## What is needed
All entries must be extracted exactly, with nothing added or dropped.
(Extracted data Opens)
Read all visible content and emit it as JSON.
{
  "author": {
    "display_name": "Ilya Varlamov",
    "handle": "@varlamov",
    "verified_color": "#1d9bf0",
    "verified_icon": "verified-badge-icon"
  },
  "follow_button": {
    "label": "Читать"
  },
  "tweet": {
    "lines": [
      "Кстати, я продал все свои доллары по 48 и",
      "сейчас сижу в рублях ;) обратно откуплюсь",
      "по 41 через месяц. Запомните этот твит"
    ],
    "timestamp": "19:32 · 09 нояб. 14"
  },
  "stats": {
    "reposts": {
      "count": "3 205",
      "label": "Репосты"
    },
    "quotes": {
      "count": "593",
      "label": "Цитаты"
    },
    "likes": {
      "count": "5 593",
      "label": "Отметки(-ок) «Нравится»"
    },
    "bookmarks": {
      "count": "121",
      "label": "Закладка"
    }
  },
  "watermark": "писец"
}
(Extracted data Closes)
## Exercise answer
Read all visible content and emit it as JSON.
{
  "author": {
    "display_name": "Ilya Varlamov",
    "handle": "@varlamov",
    "verified_color": "#1d9bf0",
    "verified_icon": "verified-badge-icon"
  },
  "follow_button": {
    "label": "Читать"
  },
  "tweet": {
    "lines": [
      "Кстати, я продал все свои доллары по 48 и",
      "сейчас сижу в рублях ;) обратно откуплюсь",
      "по 41 через месяц. Запомните этот твит"
    ],
    "timestamp": "19:32 · 09 нояб. 14"
  },
  "stats": {
    "reposts": {
      "count": "3 205",
      "label": "Репосты"
    },
    "quotes": {
      "count": "593",
      "label": "Цитаты"
    },
    "likes": {
      "count": "5 593",
      "label": "Отметки(-ок) «Нравится»"
    },
    "bookmarks": {
      "count": "121",
      "label": "Закладка"
    }
  },
  "watermark": "писец"
}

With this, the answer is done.